Moody's analyst Vito Galluccio said there was a parallel between declining A.C. gaming revenue - an erosion of $2.3 billion since 2006 - and sinking casino property values.
Casino property valuations are based in part on the income they generate.
The downward trajectory shows no signs of reversing.
Gaming revenue was down 9.3 percent year-to-date through September, according to the N.J. Division of Gaming Enforcement, marking the 13th straight monthly casino revenue decline.
DeAlmeida cited the forces eating Atlantic City's lunch:
"By late 2009, a virtual wall of casinos, constructed or planned, arose along the Pennsylvania-New Jersey border from Bethlehem to South Philadelphia and continued into northern Delaware," he wrote in his opinion. "These casinos, which offered slot machines, restaurants, and other amenities attractive to the Borgata's targeted customer base, skimmed clients from Atlantic City casino-hotels at a growing rate."
Atlantic City has already issued debt to pay for $200 million in refunds that casinos have won in tax appeals since 2007. The city's tax base has decreased 34 percent over the last five years as a result, according to the county Board of Taxation.
The appeals have included ones by the Tropicana, Bally's, Caesars, Harrah's Resort, Trump Taj Mahal, Trump Plaza, and the Atlantic Club.
In June 2012, Trump Entertainment Resorts Inc., which owns the Trump Taj Mahal and Trump Plaza, won a record $54 million in property-tax credits from the city in settling its assessment challenge.

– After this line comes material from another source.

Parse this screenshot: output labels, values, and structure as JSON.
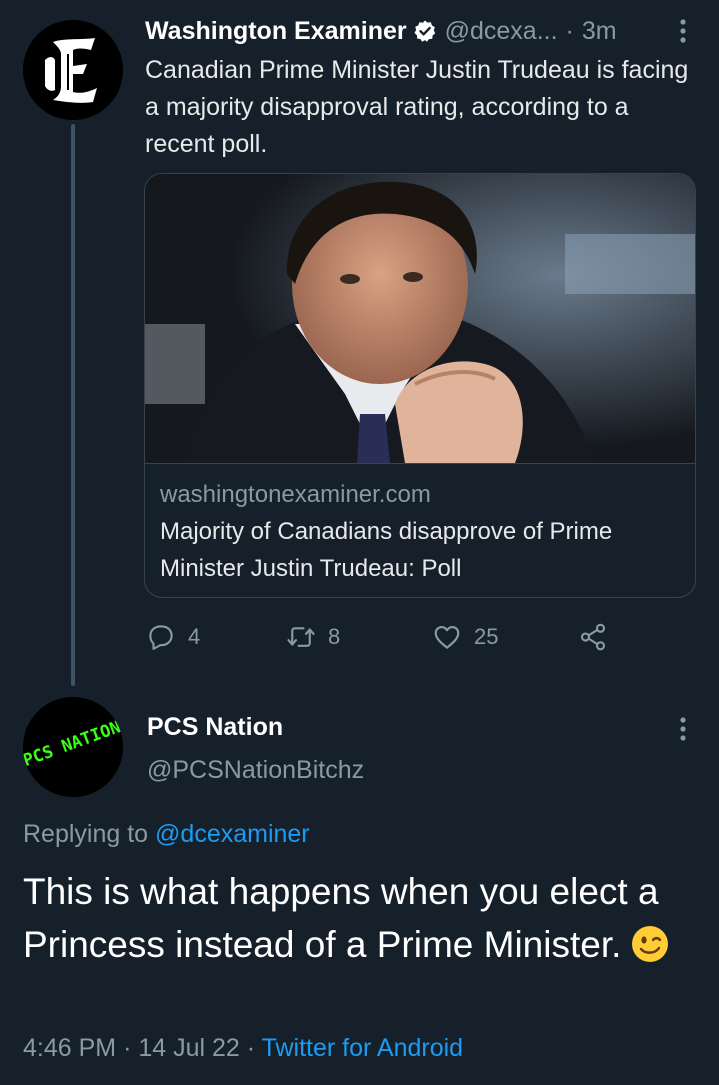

In May 2012, the Atlantic Club, formerly the A.C. Hilton, settled with the city to reduce its property value to $165 million, less than a third of the $540 million assessment of 2008. Michael Frawley, chief operating officer of the Atlantic Club, said, "We do intend to appeal again in 2014 for a further reduction."

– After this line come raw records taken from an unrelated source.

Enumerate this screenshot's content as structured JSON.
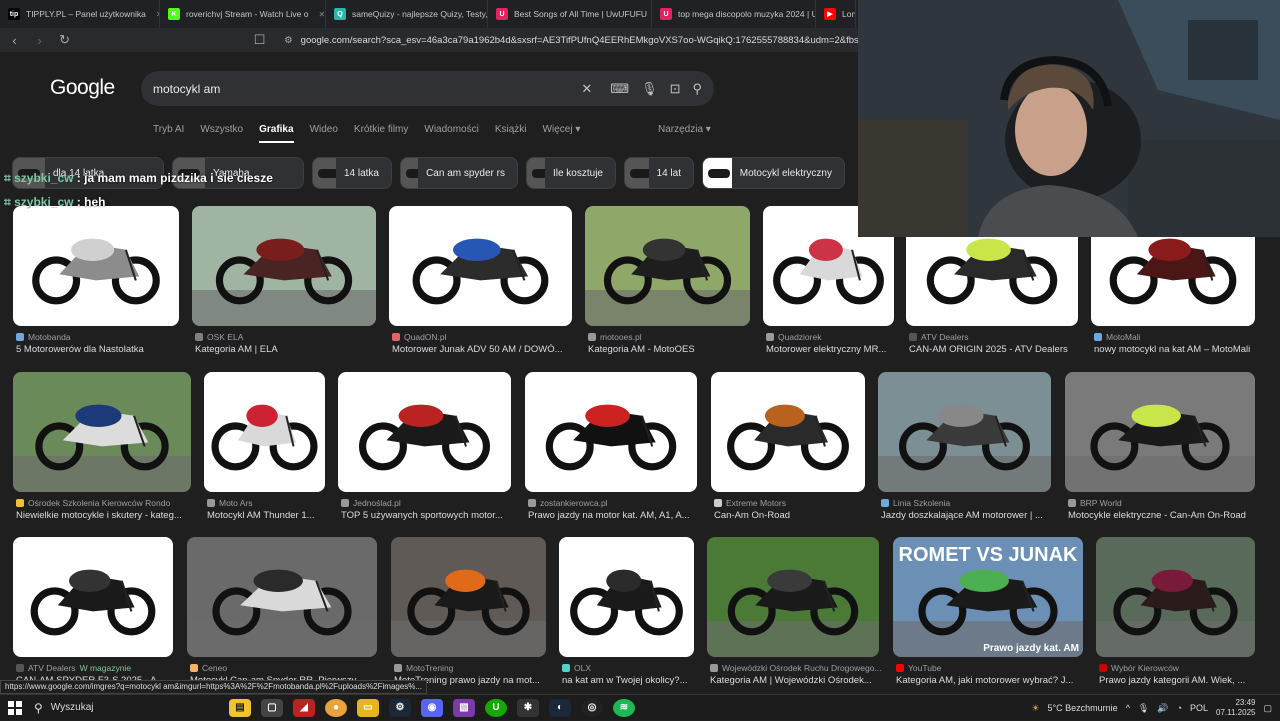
{
  "browser": {
    "tabs": [
      {
        "label": "TIPPLY.PL – Panel użytkownika",
        "fav": "tip",
        "color": "#000000"
      },
      {
        "label": "roverichvj Stream - Watch Live o",
        "fav": "K",
        "color": "#53fc18"
      },
      {
        "label": "sameQuizy - najlepsze Quizy, Testy, C",
        "fav": "Q",
        "color": "#2ab7a9"
      },
      {
        "label": "Best Songs of All Time | UwUFUFU",
        "fav": "U",
        "color": "#e0245e"
      },
      {
        "label": "top mega discopolo muzyka 2024 | U",
        "fav": "U",
        "color": "#e0245e"
      },
      {
        "label": "Long",
        "fav": "▶",
        "color": "#ff0000"
      }
    ],
    "url": "google.com/search?sca_esv=46a3ca79a1962b4d&sxsrf=AE3TifPUfnQ4EERhEMkgoVXS7oo-WGqikQ:1762555788834&udm=2&fbs=AIljpHwV"
  },
  "google": {
    "logo": "Google",
    "query": "motocykl am",
    "tabs": [
      "Tryb AI",
      "Wszystko",
      "Grafika",
      "Wideo",
      "Krótkie filmy",
      "Wiadomości",
      "Książki",
      "Więcej ▾"
    ],
    "active_tab": "Grafika",
    "tools": "Narzędzia ▾",
    "chips": [
      "dla 14 latka",
      "Yamaha",
      "14 latka",
      "Can am spyder rs",
      "Ile kosztuje",
      "14 lat",
      "Motocykl elektryczny"
    ]
  },
  "chat": [
    {
      "user": "szybki_cw",
      "message": "ja mam mam pizdzika i sie ciesze"
    },
    {
      "user": "szybki_cw",
      "message": "heh"
    }
  ],
  "results_rows": [
    [
      {
        "source": "Motobanda",
        "title": "5 Motorowerów dla Nastolatka",
        "icon": "#6fa8dc",
        "bg": "#ffffff",
        "bike": "#8c8c8c",
        "tank": "#d0d0d0"
      },
      {
        "source": "OSK ELA",
        "title": "Kategoria AM | ELA",
        "icon": "#7f7f7f",
        "bg": "#9fb5a1",
        "bike": "#4a2323",
        "tank": "#7a1d1d"
      },
      {
        "source": "QuadON.pl",
        "title": "Motorower Junak ADV 50 AM / DOWÓ...",
        "icon": "#e06666",
        "bg": "#ffffff",
        "bike": "#2c2c2c",
        "tank": "#2856b5"
      },
      {
        "source": "motooes.pl",
        "title": "Kategoria AM - MotoOES",
        "icon": "#999999",
        "bg": "#8fa86a",
        "bike": "#1e1e1e",
        "tank": "#333333"
      },
      {
        "source": "Quadziorek",
        "title": "Motorower elektryczny MR...",
        "icon": "#999999",
        "bg": "#ffffff",
        "bike": "#d9d9d9",
        "tank": "#cc3344"
      },
      {
        "source": "ATV Dealers",
        "title": "CAN-AM ORIGIN 2025 - ATV Dealers",
        "icon": "#555555",
        "bg": "#ffffff",
        "bike": "#2a2a2a",
        "tank": "#c8e64a"
      },
      {
        "source": "MotoMali",
        "title": "nowy motocykl na kat AM – MotoMali",
        "icon": "#6fa8dc",
        "bg": "#ffffff",
        "bike": "#4a1616",
        "tank": "#8b1a1a"
      }
    ],
    [
      {
        "source": "Ośrodek Szkolenia Kierowców Rondo",
        "title": "Niewielkie motocykle i skutery - kateg...",
        "icon": "#f1c232",
        "bg": "#6b8a5a",
        "bike": "#dcdcdc",
        "tank": "#1c3a7a"
      },
      {
        "source": "Moto Ars",
        "title": "Motocykl AM Thunder 1...",
        "icon": "#999999",
        "bg": "#ffffff",
        "bike": "#d9d9d9",
        "tank": "#cc2233"
      },
      {
        "source": "Jednoślad.pl",
        "title": "TOP 5 używanych sportowych motor...",
        "icon": "#999999",
        "bg": "#ffffff",
        "bike": "#1a1a1a",
        "tank": "#bb2222"
      },
      {
        "source": "zostankierowca.pl",
        "title": "Prawo jazdy na motor kat. AM, A1, A...",
        "icon": "#999999",
        "bg": "#ffffff",
        "bike": "#111111",
        "tank": "#cc2222"
      },
      {
        "source": "Extreme Motors",
        "title": "Can-Am On-Road",
        "icon": "#cccccc",
        "bg": "#ffffff",
        "bike": "#2a2a2a",
        "tank": "#b8621e"
      },
      {
        "source": "Linia Szkolenia",
        "title": "Jazdy doszkalające AM motorower | ...",
        "icon": "#6fa8dc",
        "bg": "#7b8f95",
        "bike": "#3a3a3a",
        "tank": "#888888"
      },
      {
        "source": "BRP World",
        "title": "Motocykle elektryczne - Can-Am On-Road",
        "icon": "#999999",
        "bg": "#7a7a7a",
        "bike": "#1a1a1a",
        "tank": "#c8e64a"
      }
    ],
    [
      {
        "source": "ATV Dealers",
        "title": "CAN-AM SPYDER F3-S 2025 - A...",
        "shop": "W magazynie",
        "icon": "#555555",
        "bg": "#ffffff",
        "bike": "#1a1a1a",
        "tank": "#333333"
      },
      {
        "source": "Ceneo",
        "title": "Motocykl Can-am Spyder RR, Pierwszy...",
        "icon": "#f6b26b",
        "bg": "#6a6a6a",
        "bike": "#d9d9d9",
        "tank": "#2a2a2a"
      },
      {
        "source": "MotoTrening",
        "title": "MotoTrening prawo jazdy na mot...",
        "icon": "#999999",
        "bg": "#5f5a55",
        "bike": "#1a1a1a",
        "tank": "#e06a1a"
      },
      {
        "source": "OLX",
        "title": "na kat am w Twojej okolicy?...",
        "icon": "#4fd1c5",
        "bg": "#ffffff",
        "bike": "#1a1a1a",
        "tank": "#2a2a2a"
      },
      {
        "source": "Wojewódzki Ośrodek Ruchu Drogowego...",
        "title": "Kategoria AM | Wojewódzki Ośrodek...",
        "icon": "#999999",
        "bg": "#4a7a35",
        "bike": "#1a1a1a",
        "tank": "#3a3a3a"
      },
      {
        "source": "YouTube",
        "title": "Kategoria AM, jaki motorower wybrać? J...",
        "icon": "#ff0000",
        "bg": "#6b8fb5",
        "bike": "#1a1a1a",
        "tank": "#4caf50",
        "overlay": "ROMET VS JUNAK",
        "overlay2": "Prawo jazdy kat. AM"
      },
      {
        "source": "Wybór Kierowców",
        "title": "Prawo jazdy kategorii AM. Wiek, ...",
        "icon": "#cc0000",
        "bg": "#5a6a5a",
        "bike": "#2a1a1a",
        "tank": "#7a1a3a"
      }
    ]
  ],
  "status_url": "https://www.google.com/imgres?q=motocykl am&imgurl=https%3A%2F%2Fmotobanda.pl%2Fuploads%2Fimages%...",
  "taskbar": {
    "search": "Wyszukaj",
    "weather": "5°C  Bezchmurnie",
    "lang": "POL",
    "time": "23:49",
    "date": "07.11.2025"
  }
}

It's the same with the Golden Nugget Atlantic City, formerly Trump Marina. "All we ask is that we be treated fairly," said Tom Pohlman, its executive vice president and general manager. He said the casino would be "seeking a fair property valuation" next year.
Tropicana and Revel reached settlements this year. Tropicana received a $49.5 million refund in the form of credits against future bills from 2013 to 2017. The $2.4 billion Revel, which opened on April 2, 2012, as the most expensive casino ever built in A.C., had its assessed value reduced from $1.48 billion to $1.15 billion in the spring.
Revel filed for bankruptcy 11 months after opening because of drastically low revenue. It emerged from bankruptcy in mid-May.
Galluccio predicted the "casinos are apt to continue appealing their property taxes because their gaming revenues are likely to continue declining."
Borgata senior executive Auggie Cipollini said three more property-tax appeals by the casino - for 2011, 2012, and 2013 - would head to tax court in January.He said the casino's assessed value for those years would likely be lower than the $870 million the court agreed to for 2010 - "because Borgata generated less income in each of those years than the two years that were settled."